The Financial Statement is a court required form that each party must complete in order to move forward in a divorce or paternity proceeding. This statement has been separated into two different forms. The Short Form is to be completed when making less than $75,000 a year, whereas the long form is to be completed if you make over $75,000 a year.
Due to federal mandate, the Massachusetts Probate & Family Court revisits the Child Support Guidelines every four years. Through the utilization of a Task Force appointed by the Chief Justice, the court is able to discuss and make any necessary changes to the existing Guidelines. These guidelines, though imperfect, are imperative in ensuring that children are financially cared for by their parents.
Consult with an attorney as early as possible. Locate an attorney who practices in the Probate & Family Court in your county. The lawyer should be very familiar with the judges at your county’s Probate & Family courthouse.
Paternity is not automatically established unless the biological parents are married when the child is born. This is true even when the parents are currently residing together. It is essential for parents to establish paternity as soon as possible so that the child has a legal father.
People often try to avoid legal expenses by drafting estate planning documents on their own. They may not realize the expense they actually create for those they leave behind, as well as the disappointment that their loved ones may feel when they do not receive the share of the property that they expected.

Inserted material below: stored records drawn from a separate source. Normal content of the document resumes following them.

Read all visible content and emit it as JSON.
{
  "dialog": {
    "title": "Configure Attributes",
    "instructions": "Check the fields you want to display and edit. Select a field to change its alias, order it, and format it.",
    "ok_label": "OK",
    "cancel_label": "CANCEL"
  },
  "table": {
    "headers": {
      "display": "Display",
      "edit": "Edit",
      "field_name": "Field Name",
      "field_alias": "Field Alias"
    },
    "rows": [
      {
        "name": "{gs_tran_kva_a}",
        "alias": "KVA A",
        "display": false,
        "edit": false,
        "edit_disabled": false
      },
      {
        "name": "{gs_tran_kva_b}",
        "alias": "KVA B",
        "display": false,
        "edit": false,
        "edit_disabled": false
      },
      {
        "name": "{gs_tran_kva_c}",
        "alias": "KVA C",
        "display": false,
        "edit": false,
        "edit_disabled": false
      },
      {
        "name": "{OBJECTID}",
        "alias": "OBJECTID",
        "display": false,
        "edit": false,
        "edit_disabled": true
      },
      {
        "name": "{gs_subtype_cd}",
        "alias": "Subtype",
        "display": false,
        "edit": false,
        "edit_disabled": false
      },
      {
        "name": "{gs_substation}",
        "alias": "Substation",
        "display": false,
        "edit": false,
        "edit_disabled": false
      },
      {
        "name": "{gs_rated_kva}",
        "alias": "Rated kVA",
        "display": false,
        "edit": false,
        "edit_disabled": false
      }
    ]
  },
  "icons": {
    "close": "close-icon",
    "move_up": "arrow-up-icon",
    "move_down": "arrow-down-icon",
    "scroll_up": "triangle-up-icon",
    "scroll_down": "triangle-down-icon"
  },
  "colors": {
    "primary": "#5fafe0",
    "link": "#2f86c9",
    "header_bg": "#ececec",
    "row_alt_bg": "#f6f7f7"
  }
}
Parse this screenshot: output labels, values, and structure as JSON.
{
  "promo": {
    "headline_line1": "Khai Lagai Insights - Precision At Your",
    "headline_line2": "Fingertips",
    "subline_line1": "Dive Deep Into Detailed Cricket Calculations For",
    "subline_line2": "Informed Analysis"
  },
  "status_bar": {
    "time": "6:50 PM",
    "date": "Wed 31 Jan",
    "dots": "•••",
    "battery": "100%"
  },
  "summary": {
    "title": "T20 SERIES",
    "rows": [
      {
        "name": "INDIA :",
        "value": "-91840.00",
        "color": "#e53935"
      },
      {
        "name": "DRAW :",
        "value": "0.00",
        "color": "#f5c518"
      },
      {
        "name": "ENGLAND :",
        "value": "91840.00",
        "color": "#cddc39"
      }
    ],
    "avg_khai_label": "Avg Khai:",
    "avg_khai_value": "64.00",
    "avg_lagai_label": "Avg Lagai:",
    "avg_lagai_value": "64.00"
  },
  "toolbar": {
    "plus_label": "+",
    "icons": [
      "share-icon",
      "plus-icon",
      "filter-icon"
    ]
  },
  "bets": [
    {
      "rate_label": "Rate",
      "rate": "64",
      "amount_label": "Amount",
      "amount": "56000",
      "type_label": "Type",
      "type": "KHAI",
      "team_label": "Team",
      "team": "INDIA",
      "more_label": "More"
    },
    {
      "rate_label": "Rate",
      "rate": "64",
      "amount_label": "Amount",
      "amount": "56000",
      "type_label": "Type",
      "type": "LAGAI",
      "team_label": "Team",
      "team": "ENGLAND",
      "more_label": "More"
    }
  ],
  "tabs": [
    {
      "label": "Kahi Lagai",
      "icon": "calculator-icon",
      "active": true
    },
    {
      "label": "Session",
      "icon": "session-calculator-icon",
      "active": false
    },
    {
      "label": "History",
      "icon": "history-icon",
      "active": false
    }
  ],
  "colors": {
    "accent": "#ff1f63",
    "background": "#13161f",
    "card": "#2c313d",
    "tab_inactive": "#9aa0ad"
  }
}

Managing a co-parenting relationship can be difficult for parents, even more so during a global pandemic. However, despite these unprecedented times, parents must keep in mind that existing parenting orders are not stayed due to Covid-19. Meaning, that any custody order set in motion by the court carries just as much weight and authority as it did before the pandemic.